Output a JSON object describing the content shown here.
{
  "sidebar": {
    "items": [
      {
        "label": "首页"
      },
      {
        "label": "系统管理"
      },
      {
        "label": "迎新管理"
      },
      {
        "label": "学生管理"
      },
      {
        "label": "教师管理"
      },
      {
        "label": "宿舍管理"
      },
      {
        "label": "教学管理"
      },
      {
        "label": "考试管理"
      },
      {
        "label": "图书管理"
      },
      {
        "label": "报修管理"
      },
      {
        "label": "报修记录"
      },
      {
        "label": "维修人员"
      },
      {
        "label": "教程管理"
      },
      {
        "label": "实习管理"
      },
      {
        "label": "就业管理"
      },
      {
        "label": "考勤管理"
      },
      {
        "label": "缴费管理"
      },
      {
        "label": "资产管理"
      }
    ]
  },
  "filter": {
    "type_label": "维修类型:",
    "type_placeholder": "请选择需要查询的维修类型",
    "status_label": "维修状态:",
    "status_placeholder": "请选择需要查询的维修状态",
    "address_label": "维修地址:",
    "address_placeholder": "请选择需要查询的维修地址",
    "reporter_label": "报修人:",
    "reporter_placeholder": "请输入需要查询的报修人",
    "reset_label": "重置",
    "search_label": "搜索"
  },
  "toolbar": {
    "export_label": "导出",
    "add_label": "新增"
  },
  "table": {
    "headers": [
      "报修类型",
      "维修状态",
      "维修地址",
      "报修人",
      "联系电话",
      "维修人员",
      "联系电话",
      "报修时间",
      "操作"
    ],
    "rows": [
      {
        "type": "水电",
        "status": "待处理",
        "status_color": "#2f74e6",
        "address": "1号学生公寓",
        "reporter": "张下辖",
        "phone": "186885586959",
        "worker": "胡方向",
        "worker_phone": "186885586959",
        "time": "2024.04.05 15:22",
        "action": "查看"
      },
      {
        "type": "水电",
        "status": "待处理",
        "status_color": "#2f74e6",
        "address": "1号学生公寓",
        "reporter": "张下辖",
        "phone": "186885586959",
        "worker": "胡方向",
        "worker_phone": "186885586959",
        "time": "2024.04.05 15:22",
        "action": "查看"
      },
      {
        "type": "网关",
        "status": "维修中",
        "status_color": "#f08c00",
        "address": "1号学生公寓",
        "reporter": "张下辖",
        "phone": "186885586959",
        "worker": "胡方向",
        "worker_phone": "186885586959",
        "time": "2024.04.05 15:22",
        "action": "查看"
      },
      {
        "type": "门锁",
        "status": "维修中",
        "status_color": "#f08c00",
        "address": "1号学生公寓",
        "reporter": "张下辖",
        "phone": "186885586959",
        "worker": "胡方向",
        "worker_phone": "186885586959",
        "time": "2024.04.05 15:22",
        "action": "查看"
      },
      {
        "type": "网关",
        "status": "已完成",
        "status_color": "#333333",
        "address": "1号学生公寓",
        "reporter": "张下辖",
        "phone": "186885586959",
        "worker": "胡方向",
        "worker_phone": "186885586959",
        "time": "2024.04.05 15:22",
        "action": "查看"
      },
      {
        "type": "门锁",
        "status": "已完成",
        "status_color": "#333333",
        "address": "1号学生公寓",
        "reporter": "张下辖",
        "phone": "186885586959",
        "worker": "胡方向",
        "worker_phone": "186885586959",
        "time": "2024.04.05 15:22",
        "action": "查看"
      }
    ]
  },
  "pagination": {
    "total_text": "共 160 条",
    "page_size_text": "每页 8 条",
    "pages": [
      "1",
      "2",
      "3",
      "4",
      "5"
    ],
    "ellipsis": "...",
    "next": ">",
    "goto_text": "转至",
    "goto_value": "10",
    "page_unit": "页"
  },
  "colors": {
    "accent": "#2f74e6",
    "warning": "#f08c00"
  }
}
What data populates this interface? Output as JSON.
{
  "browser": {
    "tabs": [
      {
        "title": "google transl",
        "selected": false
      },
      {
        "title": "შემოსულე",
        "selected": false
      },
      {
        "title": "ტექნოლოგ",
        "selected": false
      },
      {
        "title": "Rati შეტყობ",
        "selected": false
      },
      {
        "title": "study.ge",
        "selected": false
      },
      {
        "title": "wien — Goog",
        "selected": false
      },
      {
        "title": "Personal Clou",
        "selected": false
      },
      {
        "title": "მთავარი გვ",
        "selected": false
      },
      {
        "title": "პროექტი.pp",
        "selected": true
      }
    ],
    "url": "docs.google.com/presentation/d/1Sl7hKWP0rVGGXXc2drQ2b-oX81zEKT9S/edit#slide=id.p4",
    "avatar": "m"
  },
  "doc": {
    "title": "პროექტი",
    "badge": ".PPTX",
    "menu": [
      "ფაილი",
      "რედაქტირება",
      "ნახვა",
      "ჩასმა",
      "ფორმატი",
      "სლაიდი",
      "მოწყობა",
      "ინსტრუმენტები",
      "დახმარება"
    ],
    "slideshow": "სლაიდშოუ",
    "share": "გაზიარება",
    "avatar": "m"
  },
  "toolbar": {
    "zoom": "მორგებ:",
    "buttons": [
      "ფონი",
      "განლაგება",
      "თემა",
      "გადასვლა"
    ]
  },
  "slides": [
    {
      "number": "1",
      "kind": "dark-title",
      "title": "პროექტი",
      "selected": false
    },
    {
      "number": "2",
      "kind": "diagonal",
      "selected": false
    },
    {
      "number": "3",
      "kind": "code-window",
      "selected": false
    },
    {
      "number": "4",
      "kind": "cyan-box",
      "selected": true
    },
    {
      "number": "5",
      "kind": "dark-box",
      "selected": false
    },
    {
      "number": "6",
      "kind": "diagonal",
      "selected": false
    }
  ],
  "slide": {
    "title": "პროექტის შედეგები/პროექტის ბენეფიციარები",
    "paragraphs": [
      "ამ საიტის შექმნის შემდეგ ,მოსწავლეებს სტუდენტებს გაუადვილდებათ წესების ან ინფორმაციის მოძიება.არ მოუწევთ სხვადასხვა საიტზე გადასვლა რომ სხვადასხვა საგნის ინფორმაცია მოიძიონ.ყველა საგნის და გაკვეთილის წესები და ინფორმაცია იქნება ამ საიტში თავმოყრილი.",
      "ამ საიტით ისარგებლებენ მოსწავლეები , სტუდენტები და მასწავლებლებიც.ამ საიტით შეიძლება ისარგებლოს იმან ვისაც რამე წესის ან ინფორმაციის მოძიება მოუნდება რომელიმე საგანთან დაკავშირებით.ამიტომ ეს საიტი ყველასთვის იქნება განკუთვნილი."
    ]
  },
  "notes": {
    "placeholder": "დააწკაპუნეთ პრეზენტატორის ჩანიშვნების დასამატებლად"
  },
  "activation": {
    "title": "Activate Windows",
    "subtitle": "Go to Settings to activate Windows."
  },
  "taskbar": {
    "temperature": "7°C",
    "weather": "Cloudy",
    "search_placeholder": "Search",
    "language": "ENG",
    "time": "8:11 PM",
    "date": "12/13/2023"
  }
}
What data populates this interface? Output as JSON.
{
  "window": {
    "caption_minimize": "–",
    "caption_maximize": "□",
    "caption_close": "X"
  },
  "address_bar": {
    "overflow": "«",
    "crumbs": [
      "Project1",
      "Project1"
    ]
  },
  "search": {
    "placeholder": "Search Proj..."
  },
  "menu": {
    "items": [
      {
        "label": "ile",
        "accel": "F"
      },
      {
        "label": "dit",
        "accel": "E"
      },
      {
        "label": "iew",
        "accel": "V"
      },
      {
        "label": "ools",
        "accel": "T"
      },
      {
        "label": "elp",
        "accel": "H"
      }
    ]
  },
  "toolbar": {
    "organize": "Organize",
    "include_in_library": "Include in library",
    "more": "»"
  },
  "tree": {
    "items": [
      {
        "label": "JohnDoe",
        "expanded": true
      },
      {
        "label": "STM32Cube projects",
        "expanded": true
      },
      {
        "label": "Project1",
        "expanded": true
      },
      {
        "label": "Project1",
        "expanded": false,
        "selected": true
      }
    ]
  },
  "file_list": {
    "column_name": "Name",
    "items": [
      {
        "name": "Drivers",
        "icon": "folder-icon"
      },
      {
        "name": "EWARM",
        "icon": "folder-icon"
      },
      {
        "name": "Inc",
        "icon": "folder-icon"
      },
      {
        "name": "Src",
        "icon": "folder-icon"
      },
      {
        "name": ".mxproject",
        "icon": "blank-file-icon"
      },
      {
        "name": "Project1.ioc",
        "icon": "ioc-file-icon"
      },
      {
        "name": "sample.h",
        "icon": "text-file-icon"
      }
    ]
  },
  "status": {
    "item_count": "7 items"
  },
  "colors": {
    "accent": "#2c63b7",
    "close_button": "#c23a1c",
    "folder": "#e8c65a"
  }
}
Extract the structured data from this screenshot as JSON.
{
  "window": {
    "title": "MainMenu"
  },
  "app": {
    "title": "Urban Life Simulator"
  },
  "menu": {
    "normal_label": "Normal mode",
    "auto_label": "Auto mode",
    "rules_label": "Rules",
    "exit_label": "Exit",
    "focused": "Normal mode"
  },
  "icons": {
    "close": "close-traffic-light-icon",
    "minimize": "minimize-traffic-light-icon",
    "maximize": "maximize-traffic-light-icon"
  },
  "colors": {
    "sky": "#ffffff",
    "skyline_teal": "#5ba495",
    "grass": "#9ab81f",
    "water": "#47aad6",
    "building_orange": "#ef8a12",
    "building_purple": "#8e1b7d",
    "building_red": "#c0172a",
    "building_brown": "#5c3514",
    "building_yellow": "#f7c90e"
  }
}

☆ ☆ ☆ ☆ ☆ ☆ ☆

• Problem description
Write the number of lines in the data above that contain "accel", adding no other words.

• Expected answer
5